Yesterday church bells in Denmark and other countries rang 350 times to represent the figure many scientists believe is a safe level of carbon dioxide in the air: 350 parts per million.

Joining Williams at Copenhagen’s Lutheran cathedral was Archbishop Desmond Tutu of South Africa and religious leaders from Tuvalu, Zambia, Mexico and Greenland. Williams, who led the ecumenical service, said a paralysing sense of fear and selfishness would deny future generations a “stable, productive and balanced world to live in” and instead give them a world of “utterly chaotic and disruptive change, of devastation and desertification, of biological impoverishment and degradation.”

There was even a sense that people were not frightened enough by this apocalyptic vision and cautioned against this approach, saying it would “drive out one sickness with another.”

“It can make us feel that the problem is too great and we may as well pull up the bedclothes and wait for disaster. It can tempt us to blaming one another or waiting for someone else to make the first move,” he added.

But humans were not “doomed to carry on in a downward spiral of the greedy, addictive, loveless behaviour” that had brought mankind to this crisis and he urged people to scrutinise their lifestyles and policies and how these demonstrated care for creation. Hecalled on people to consider what a sustainable and healthy relationship with the world would look like.

His message for conference delegates centred on trusting each other in a world of limited resources. “How shall we build international institutions that make sure that resources get where they are needed – that ‘green taxes’ will deliver more security for the disadvantaged, that transitions in economic patterns will not weigh most heavily on those least equipped to cope?”

Williams has had a busy few week: railing against the UK government for its religious illiteracy, condemning proposed anti-homosexuality legislation in Uganda, grappling with fresh dissent in the Anglican Communion and travelling to the landmark environment summit.In an interview with Channel 4 News last Saturday Williams warned that there were no “quick solutions” to global warming and said that there was a finite amount that individuals could do to make a difference.

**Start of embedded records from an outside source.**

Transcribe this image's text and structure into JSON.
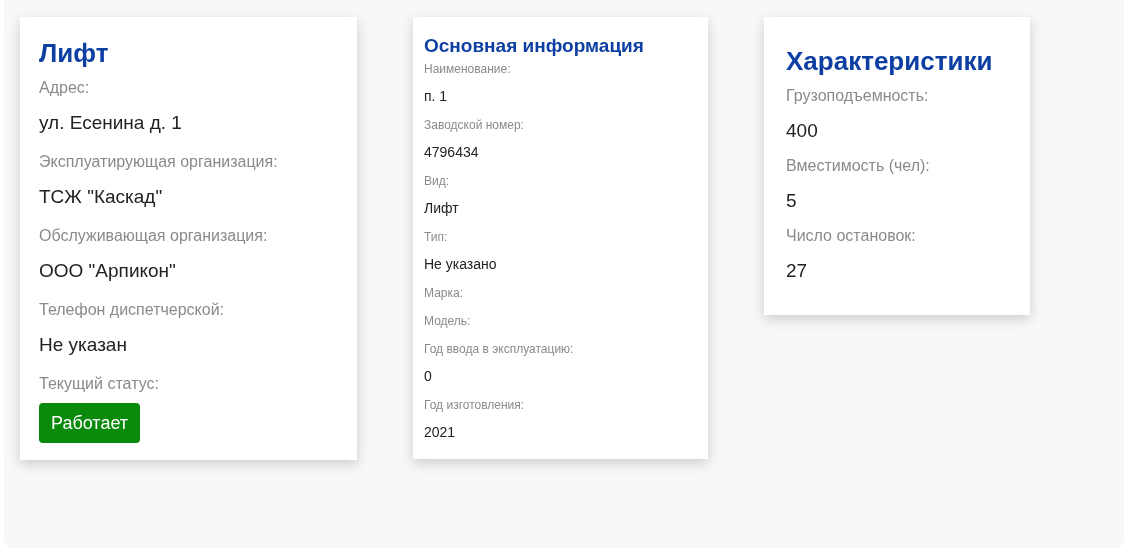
{
  "cards": [
    {
      "kind": "regular",
      "title": "Лифт",
      "fields": [
        {
          "label": "Адрес:",
          "value": "ул. Есенина д. 1"
        },
        {
          "label": "Эксплуатирующая организация:",
          "value": "ТСЖ \"Каскад\""
        },
        {
          "label": "Обслуживающая организация:",
          "value": "ООО \"Арпикон\""
        },
        {
          "label": "Телефон диспетчерской:",
          "value": "Не указан"
        }
      ],
      "status": {
        "label": "Текущий статус:",
        "value": "Работает",
        "kind": "working"
      }
    },
    {
      "kind": "compact",
      "title": "Основная информация",
      "fields": [
        {
          "label": "Наименование:",
          "value": "п. 1"
        },
        {
          "label": "Заводской номер:",
          "value": "4796434"
        },
        {
          "label": "Вид:",
          "value": "Лифт"
        },
        {
          "label": "Тип:",
          "value": "Не указано"
        },
        {
          "label": "Марка:"
        },
        {
          "label": "Модель:"
        },
        {
          "label": "Год ввода в эксплуатацию:",
          "value": "0"
        },
        {
          "label": "Год изготовления:",
          "value": "2021"
        }
      ]
    },
    {
      "kind": "regular",
      "title": "Характеристики",
      "fields": [
        {
          "label": "Грузоподъемность:",
          "value": "400"
        },
        {
          "label": "Вместимость (чел):",
          "value": "5"
        },
        {
          "label": "Число остановок:",
          "value": "27"
        }
      ]
    }
  ]
}
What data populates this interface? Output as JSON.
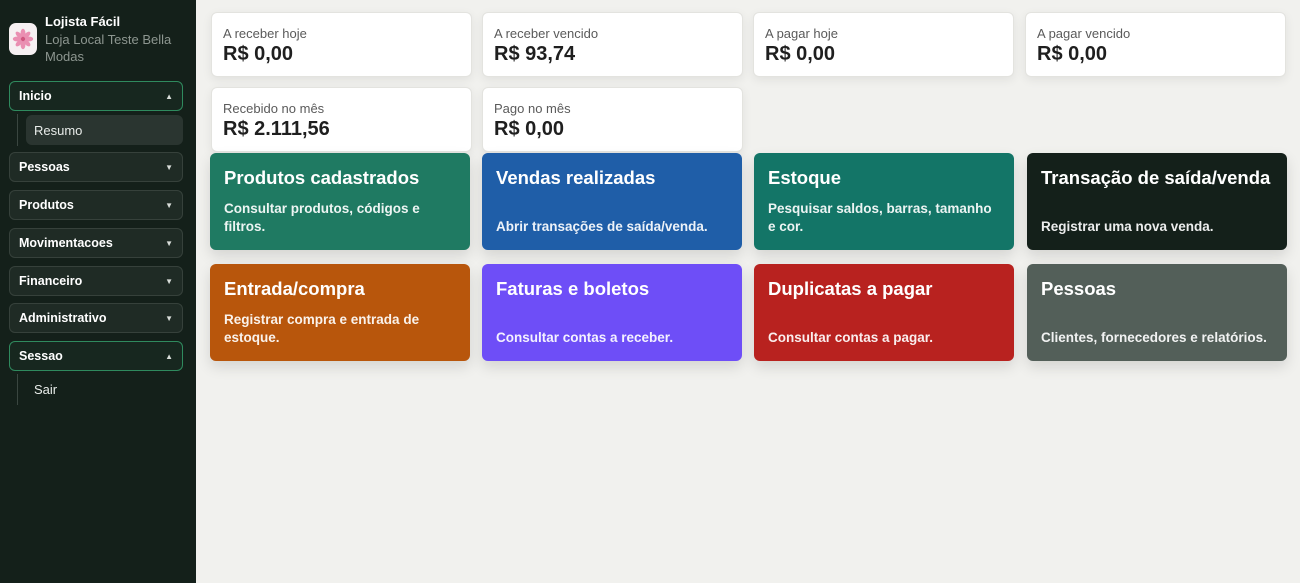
{
  "brand": {
    "title": "Lojista Fácil",
    "subtitle": "Loja Local Teste Bella Modas",
    "logo_icon": "flower-icon"
  },
  "sidebar": {
    "menus": [
      {
        "label": "Inicio",
        "open": true,
        "submenu": [
          "Resumo"
        ]
      },
      {
        "label": "Pessoas",
        "open": false
      },
      {
        "label": "Produtos",
        "open": false
      },
      {
        "label": "Movimentacoes",
        "open": false
      },
      {
        "label": "Financeiro",
        "open": false
      },
      {
        "label": "Administrativo",
        "open": false
      },
      {
        "label": "Sessao",
        "open": true,
        "submenu": [
          "Sair"
        ]
      }
    ],
    "caret_open": "▲",
    "caret_closed": "▼"
  },
  "summary": [
    {
      "label": "A receber hoje",
      "value": "R$ 0,00"
    },
    {
      "label": "A receber vencido",
      "value": "R$ 93,74"
    },
    {
      "label": "A pagar hoje",
      "value": "R$ 0,00"
    },
    {
      "label": "A pagar vencido",
      "value": "R$ 0,00"
    },
    {
      "label": "Recebido no mês",
      "value": "R$ 2.111,56"
    },
    {
      "label": "Pago no mês",
      "value": "R$ 0,00"
    }
  ],
  "tiles": [
    {
      "title": "Produtos cadastrados",
      "desc": "Consultar produtos, códigos e filtros.",
      "color": "#1f7a62"
    },
    {
      "title": "Vendas realizadas",
      "desc": "Abrir transações de saída/venda.",
      "color": "#1f5ea8"
    },
    {
      "title": "Estoque",
      "desc": "Pesquisar saldos, barras, tamanho e cor.",
      "color": "#137567"
    },
    {
      "title": "Transação de saída/venda",
      "desc": "Registrar uma nova venda.",
      "color": "#14201a"
    },
    {
      "title": "Entrada/compra",
      "desc": "Registrar compra e entrada de estoque.",
      "color": "#b8560c"
    },
    {
      "title": "Faturas e boletos",
      "desc": "Consultar contas a receber.",
      "color": "#6e4ef7"
    },
    {
      "title": "Duplicatas a pagar",
      "desc": "Consultar contas a pagar.",
      "color": "#b8221f"
    },
    {
      "title": "Pessoas",
      "desc": "Clientes, fornecedores e relatórios.",
      "color": "#535f59"
    }
  ]
}
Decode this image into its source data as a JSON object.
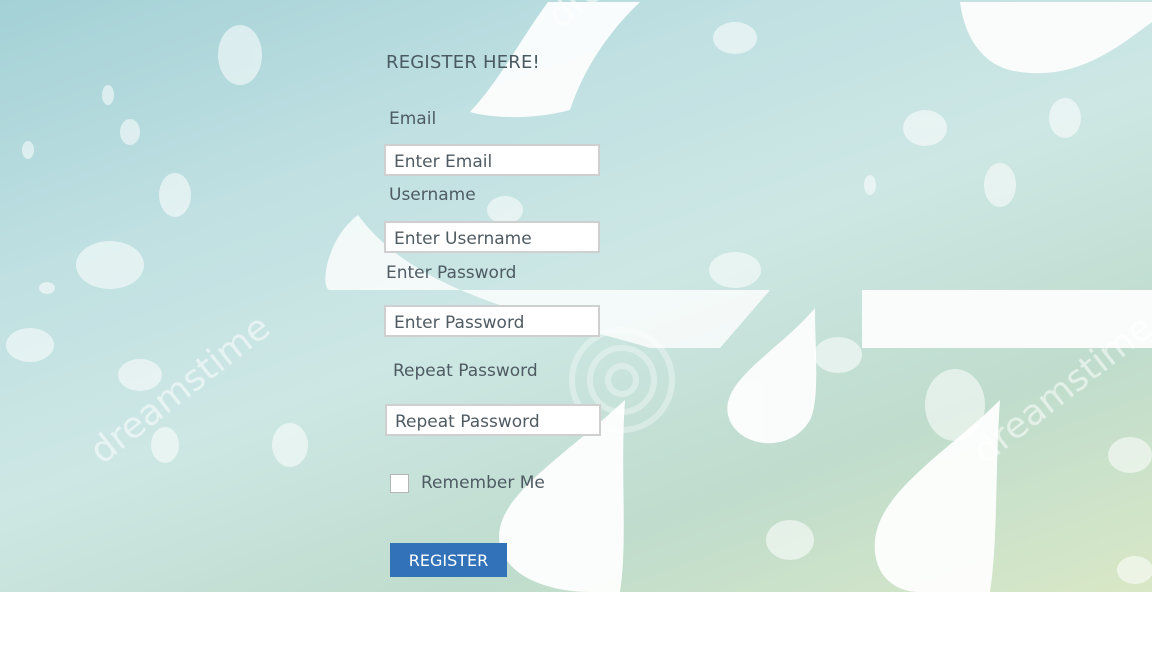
{
  "background": {
    "watermark_text": "dreamstime",
    "gradient_colors": [
      "#a3d1d6",
      "#cde7e4",
      "#d9e8c6"
    ]
  },
  "form": {
    "title": "REGISTER HERE!",
    "email": {
      "label": "Email",
      "placeholder": "Enter Email",
      "value": ""
    },
    "username": {
      "label": "Username",
      "placeholder": "Enter Username",
      "value": ""
    },
    "password": {
      "label": "Enter Password",
      "placeholder": "Enter Password",
      "value": ""
    },
    "repeat_password": {
      "label": "Repeat Password",
      "placeholder": "Repeat Password",
      "value": ""
    },
    "remember_me": {
      "label": "Remember Me",
      "checked": false
    },
    "submit_label": "REGISTER",
    "submit_color": "#3272b8"
  }
}
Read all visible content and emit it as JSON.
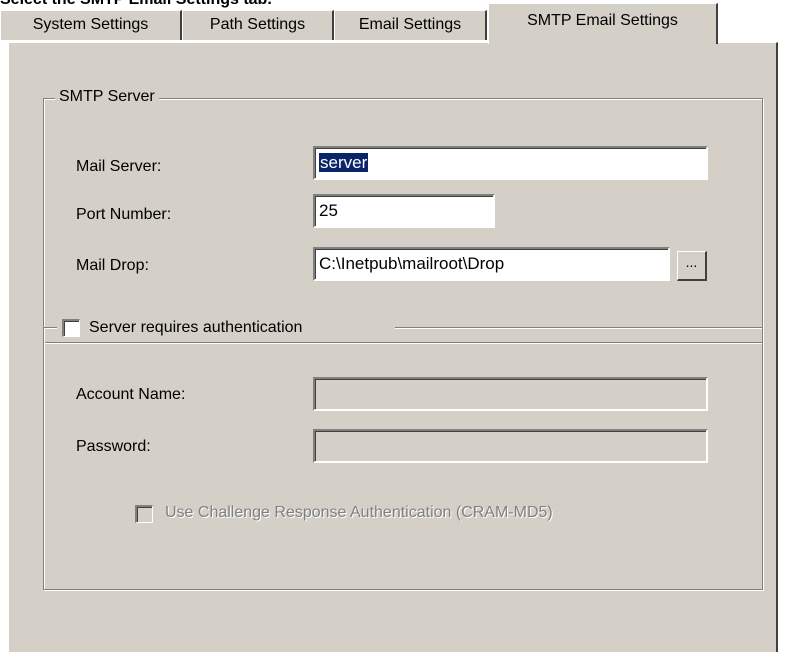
{
  "caption": "Select the SMTP Email Settings tab.",
  "tabs": [
    {
      "label": "System Settings"
    },
    {
      "label": "Path Settings"
    },
    {
      "label": "Email Settings"
    },
    {
      "label": "SMTP Email Settings",
      "selected": true
    }
  ],
  "smtp_server": {
    "legend": "SMTP Server",
    "mail_server": {
      "label": "Mail Server:",
      "value": "server"
    },
    "port_number": {
      "label": "Port Number:",
      "value": "25"
    },
    "mail_drop": {
      "label": "Mail Drop:",
      "value": "C:\\Inetpub\\mailroot\\Drop",
      "browse_label": "..."
    }
  },
  "authentication": {
    "checkbox_label": "Server requires authentication",
    "checked": false,
    "account_name": {
      "label": "Account Name:",
      "value": ""
    },
    "password": {
      "label": "Password:",
      "value": ""
    },
    "cram_md5": {
      "label": "Use Challenge Response Authentication (CRAM-MD5)",
      "checked": false,
      "enabled": false
    }
  },
  "colors": {
    "face": "#d4d0c8",
    "selection": "#0a246a"
  }
}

He said: “I don’t think there are any quick solutions, any absolutes here, but I think these are the sorts of issues about energy use particularly, whether it’s travel or domestically, that have to be really up in front of our minds.”

Foreign holidays were not an “easy call, frankly” while he decreed that everyone should use public transport as much as possible while at the very least enquire about ecologically sustainable travel.

He said that high-energy consuming vehicles in a city where there were alternatives were an irresponsible way of dealing with the crisis.

“We use a hybrid car for that reason as my official car in London. I’m also coming back from Copenhagen by train on this occasion rather than flying,” he added.